Reading your recent collection, I couldn’t help but notice a deliberate scheme to the order of the poems, the way the collection progressed, the way the order influenced my overall perception of the work. What’s it like to put together a chapbook, what considerations are important to you?
I have to thank Sam Smith for the ordering, he worked diligently with me for a good few weeks ironing out the creases and getting things to flow. The important thing was to attempt to tell a story. Basically each poem is a snippet, a snap shot of everyday life, looking at various families and individuals that live along a fictional road. There is a hell of a lot going in each poem, a lot if left open to interpretation, I like readers to use their imaginations and build upon the scenes I have set. I’d really love for other poets to write response poems, to add to the story.
Are there any impressions about your work, up to this point, that you think indicate a misunderstanding about what you are trying to do? Are there cases when there was just a disconnect between you and the reader, where the execution or intention was just missed?
Possibly, earlier on a lot of my poetry was based on literal real life events; there was a time when readers were assuming I was still writing from experience when in fact I was beginning to experiment with writing fictional situations. I think what turned me away from writing literally was a series of poems I put together about a girl called Alex who I would term “my last crush” (Luckily these poems will never see the light of day!). Rather immaturely I was absolutely infatuated with her; she was an art student with a great sense of style, obsessed with music, though never could I articulate to her what I was feeling, even if I could I doubt she would have felt the same way, but C’est La Vie. Life goes on.
How do you respond to that, to subjective interpretations in general?
I welcome misunderstanding. I was in London the other week wandering around the Tate Modern gallery and was enthralled by an exhibition of Viennese Actionism. Simply put, it was some crazy shit; mutilation, transgression, blood, guts, cum, piss, all kinds of gore on display. But it got me thinking, got me questioning. I evaluated whether all art was pointless, however much or little skill was on display. It wasn’t the shock that got me, it was the fact that I had to think, I pondered long and hard what it all meant.
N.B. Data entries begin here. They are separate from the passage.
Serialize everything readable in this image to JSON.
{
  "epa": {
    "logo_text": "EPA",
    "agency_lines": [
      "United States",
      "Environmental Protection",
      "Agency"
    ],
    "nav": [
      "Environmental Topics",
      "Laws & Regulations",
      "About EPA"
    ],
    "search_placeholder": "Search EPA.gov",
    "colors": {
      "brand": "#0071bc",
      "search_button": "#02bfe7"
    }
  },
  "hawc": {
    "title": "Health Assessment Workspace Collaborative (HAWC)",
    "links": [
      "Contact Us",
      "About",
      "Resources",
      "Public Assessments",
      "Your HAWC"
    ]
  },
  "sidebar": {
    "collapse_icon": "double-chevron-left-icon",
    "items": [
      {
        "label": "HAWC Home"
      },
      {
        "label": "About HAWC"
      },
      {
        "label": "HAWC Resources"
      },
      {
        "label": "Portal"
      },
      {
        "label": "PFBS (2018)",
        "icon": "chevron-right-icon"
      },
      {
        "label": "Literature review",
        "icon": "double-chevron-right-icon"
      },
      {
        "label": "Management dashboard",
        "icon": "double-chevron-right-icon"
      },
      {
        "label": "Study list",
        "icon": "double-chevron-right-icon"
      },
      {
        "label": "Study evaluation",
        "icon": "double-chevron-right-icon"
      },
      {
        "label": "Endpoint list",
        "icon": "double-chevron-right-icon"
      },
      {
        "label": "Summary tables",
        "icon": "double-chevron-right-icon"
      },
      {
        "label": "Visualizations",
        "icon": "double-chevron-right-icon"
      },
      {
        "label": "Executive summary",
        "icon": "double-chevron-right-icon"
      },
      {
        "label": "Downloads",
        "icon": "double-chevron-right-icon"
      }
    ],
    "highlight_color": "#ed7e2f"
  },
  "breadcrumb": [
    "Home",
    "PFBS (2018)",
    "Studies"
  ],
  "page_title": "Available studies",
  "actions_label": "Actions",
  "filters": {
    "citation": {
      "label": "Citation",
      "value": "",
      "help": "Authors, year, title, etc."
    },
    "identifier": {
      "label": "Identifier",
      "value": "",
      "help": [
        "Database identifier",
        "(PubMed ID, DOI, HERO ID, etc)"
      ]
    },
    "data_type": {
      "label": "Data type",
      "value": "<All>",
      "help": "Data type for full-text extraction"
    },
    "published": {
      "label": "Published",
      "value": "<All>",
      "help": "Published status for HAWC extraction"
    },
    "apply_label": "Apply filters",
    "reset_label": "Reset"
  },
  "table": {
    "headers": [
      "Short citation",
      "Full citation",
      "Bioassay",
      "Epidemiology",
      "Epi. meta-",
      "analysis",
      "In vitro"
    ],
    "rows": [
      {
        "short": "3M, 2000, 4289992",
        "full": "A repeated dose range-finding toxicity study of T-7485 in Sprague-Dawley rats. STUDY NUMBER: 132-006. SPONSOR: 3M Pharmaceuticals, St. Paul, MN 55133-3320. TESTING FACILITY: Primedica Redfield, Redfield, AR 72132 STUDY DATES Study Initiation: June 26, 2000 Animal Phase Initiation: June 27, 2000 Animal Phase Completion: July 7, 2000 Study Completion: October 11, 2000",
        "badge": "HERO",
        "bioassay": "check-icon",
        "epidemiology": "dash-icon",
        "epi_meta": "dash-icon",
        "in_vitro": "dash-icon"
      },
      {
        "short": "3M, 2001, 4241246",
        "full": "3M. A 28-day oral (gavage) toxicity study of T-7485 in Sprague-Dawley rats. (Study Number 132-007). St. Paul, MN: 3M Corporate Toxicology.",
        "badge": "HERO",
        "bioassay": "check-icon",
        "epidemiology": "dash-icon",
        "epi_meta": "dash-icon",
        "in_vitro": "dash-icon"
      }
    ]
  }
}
Then there was this awkward self conscious reaction afterwards when another person walked into the exhibition room, I wondered if I stared too long at the video or the canvasses that it would make me seem like a voyeuristic weirdo.
What are you doing now, what are your plans?
Trying to get a bloody job! Ha, I’m masquerading as a freelance writer / erstwhile temp at the moment and ideally I’d like to get some stability in my life. So if anyone is reading this then as they said in Boys from The Black Stuff – “Gizza’ Job”.
Gloom Cupboard is still going strong, we are on the cusp of our second anniversary, and I’ve recently assembled a crack Editorial Team so things are still going strong on that front.
As far as poetry goes, I’d like to do some readings, and branch out a bit more.
Who are you reading these days, who or what stands out?
Off the top of my head….
I admire what Claire Askew does at One Night Stanzas.
I’ve spent a lot of time listening to various poetry / small press orientated radio shows. Jane Crown, Epic Rites, and Rob Plath and Jack Henry’s shows immediately spring to mind.
There are a few other sites. Sein Und Werden, 3AM, Dogmatika. I was featured in a collection put together by Chance Press; those guys are working hard to get something going.
I’m not going to mention individual names but each and every writer we’ve featured at GC has excited me, one way or another.